RECORDS FOR THE TASK: Begin

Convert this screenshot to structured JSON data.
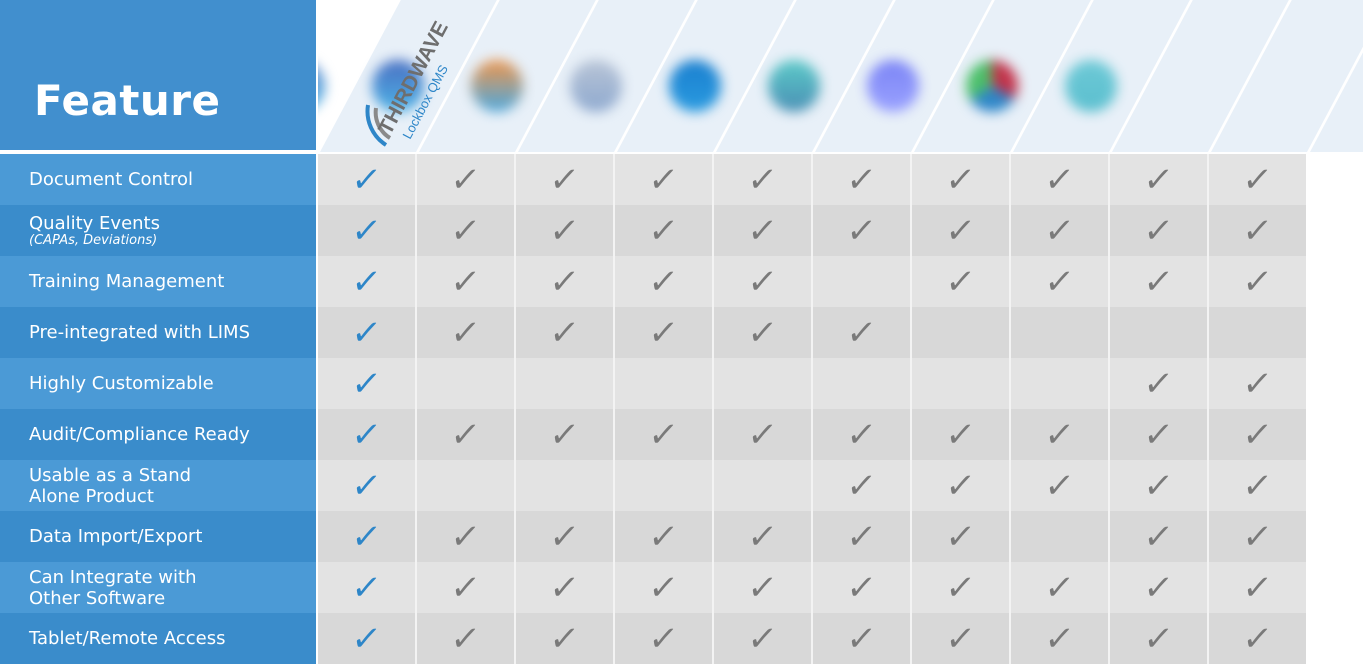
{
  "header": {
    "feature_label": "Feature",
    "brand": {
      "name_top": "THIRDWAVE",
      "name_sub": "Lockbox QMS",
      "color_primary": "#2e86c8",
      "color_gray": "#7a7a7a"
    },
    "competitor_logos": [
      {
        "icon": "blurred-triangle-logo-icon",
        "colors": [
          "#6b8fcf",
          "#4db3e6"
        ]
      },
      {
        "icon": "blurred-ring-logo-icon",
        "colors": [
          "#4a6fc2",
          "#4db3e6"
        ]
      },
      {
        "icon": "blurred-square-logo-icon",
        "colors": [
          "#f0954a",
          "#4aa8e0"
        ]
      },
      {
        "icon": "blurred-flask-logo-icon",
        "colors": [
          "#b8c4d6",
          "#8ea9cf"
        ]
      },
      {
        "icon": "blurred-circle-logo-icon",
        "colors": [
          "#1a7fcf",
          "#2a9be0"
        ]
      },
      {
        "icon": "blurred-teal-ring-logo-icon",
        "colors": [
          "#5ccac8",
          "#4a8fb5"
        ]
      },
      {
        "icon": "blurred-violet-circle-logo-icon",
        "colors": [
          "#7b84f5",
          "#9aa2ff"
        ]
      },
      {
        "icon": "blurred-multicolor-logo-icon",
        "colors": [
          "#c2324a",
          "#2e86c8",
          "#4cbf6a"
        ]
      },
      {
        "icon": "blurred-teal-wordmark-icon",
        "colors": [
          "#6dc9d6",
          "#5bbfcf"
        ]
      }
    ]
  },
  "features": [
    {
      "label": "Document Control",
      "sub": "",
      "checks": [
        1,
        1,
        1,
        1,
        1,
        1,
        1,
        1,
        1,
        1
      ]
    },
    {
      "label": "Quality Events",
      "sub": "(CAPAs, Deviations)",
      "checks": [
        1,
        1,
        1,
        1,
        1,
        1,
        1,
        1,
        1,
        1
      ]
    },
    {
      "label": "Training Management",
      "sub": "",
      "checks": [
        1,
        1,
        1,
        1,
        1,
        0,
        1,
        1,
        1,
        1
      ]
    },
    {
      "label": "Pre-integrated with LIMS",
      "sub": "",
      "checks": [
        1,
        1,
        1,
        1,
        1,
        1,
        0,
        0,
        0,
        0
      ]
    },
    {
      "label": "Highly Customizable",
      "sub": "",
      "checks": [
        1,
        0,
        0,
        0,
        0,
        0,
        0,
        0,
        1,
        1
      ]
    },
    {
      "label": "Audit/Compliance Ready",
      "sub": "",
      "checks": [
        1,
        1,
        1,
        1,
        1,
        1,
        1,
        1,
        1,
        1
      ]
    },
    {
      "label": "Usable as a Stand\nAlone Product",
      "sub": "",
      "checks": [
        1,
        0,
        0,
        0,
        0,
        1,
        1,
        1,
        1,
        1
      ]
    },
    {
      "label": "Data Import/Export",
      "sub": "",
      "checks": [
        1,
        1,
        1,
        1,
        1,
        1,
        1,
        0,
        1,
        1
      ]
    },
    {
      "label": "Can Integrate with\nOther Software",
      "sub": "",
      "checks": [
        1,
        1,
        1,
        1,
        1,
        1,
        1,
        1,
        1,
        1
      ]
    },
    {
      "label": "Tablet/Remote Access",
      "sub": "",
      "checks": [
        1,
        1,
        1,
        1,
        1,
        1,
        1,
        1,
        1,
        1
      ]
    }
  ],
  "check_glyph": "✓"
}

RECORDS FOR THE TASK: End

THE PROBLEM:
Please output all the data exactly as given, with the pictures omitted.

WRITTEN RESPONSE:
Convert this screenshot to structured JSON data.
{
  "header": {
    "feature_label": "Feature",
    "brand": {
      "name_top": "THIRDWAVE",
      "name_sub": "Lockbox QMS",
      "color_primary": "#2e86c8",
      "color_gray": "#7a7a7a"
    },
    "competitor_logos": [
      {
        "icon": "blurred-triangle-logo-icon",
        "colors": [
          "#6b8fcf",
          "#4db3e6"
        ]
      },
      {
        "icon": "blurred-ring-logo-icon",
        "colors": [
          "#4a6fc2",
          "#4db3e6"
        ]
      },
      {
        "icon": "blurred-square-logo-icon",
        "colors": [
          "#f0954a",
          "#4aa8e0"
        ]
      },
      {
        "icon": "blurred-flask-logo-icon",
        "colors": [
          "#b8c4d6",
          "#8ea9cf"
        ]
      },
      {
        "icon": "blurred-circle-logo-icon",
        "colors": [
          "#1a7fcf",
          "#2a9be0"
        ]
      },
      {
        "icon": "blurred-teal-ring-logo-icon",
        "colors": [
          "#5ccac8",
          "#4a8fb5"
        ]
      },
      {
        "icon": "blurred-violet-circle-logo-icon",
        "colors": [
          "#7b84f5",
          "#9aa2ff"
        ]
      },
      {
        "icon": "blurred-multicolor-logo-icon",
        "colors": [
          "#c2324a",
          "#2e86c8",
          "#4cbf6a"
        ]
      },
      {
        "icon": "blurred-teal-wordmark-icon",
        "colors": [
          "#6dc9d6",
          "#5bbfcf"
        ]
      }
    ]
  },
  "features": [
    {
      "label": "Document Control",
      "sub": "",
      "checks": [
        1,
        1,
        1,
        1,
        1,
        1,
        1,
        1,
        1,
        1
      ]
    },
    {
      "label": "Quality Events",
      "sub": "(CAPAs, Deviations)",
      "checks": [
        1,
        1,
        1,
        1,
        1,
        1,
        1,
        1,
        1,
        1
      ]
    },
    {
      "label": "Training Management",
      "sub": "",
      "checks": [
        1,
        1,
        1,
        1,
        1,
        0,
        1,
        1,
        1,
        1
      ]
    },
    {
      "label": "Pre-integrated with LIMS",
      "sub": "",
      "checks": [
        1,
        1,
        1,
        1,
        1,
        1,
        0,
        0,
        0,
        0
      ]
    },
    {
      "label": "Highly Customizable",
      "sub": "",
      "checks": [
        1,
        0,
        0,
        0,
        0,
        0,
        0,
        0,
        1,
        1
      ]
    },
    {
      "label": "Audit/Compliance Ready",
      "sub": "",
      "checks": [
        1,
        1,
        1,
        1,
        1,
        1,
        1,
        1,
        1,
        1
      ]
    },
    {
      "label": "Usable as a Stand\nAlone Product",
      "sub": "",
      "checks": [
        1,
        0,
        0,
        0,
        0,
        1,
        1,
        1,
        1,
        1
      ]
    },
    {
      "label": "Data Import/Export",
      "sub": "",
      "checks": [
        1,
        1,
        1,
        1,
        1,
        1,
        1,
        0,
        1,
        1
      ]
    },
    {
      "label": "Can Integrate with\nOther Software",
      "sub": "",
      "checks": [
        1,
        1,
        1,
        1,
        1,
        1,
        1,
        1,
        1,
        1
      ]
    },
    {
      "label": "Tablet/Remote Access",
      "sub": "",
      "checks": [
        1,
        1,
        1,
        1,
        1,
        1,
        1,
        1,
        1,
        1
      ]
    }
  ],
  "check_glyph": "✓"
}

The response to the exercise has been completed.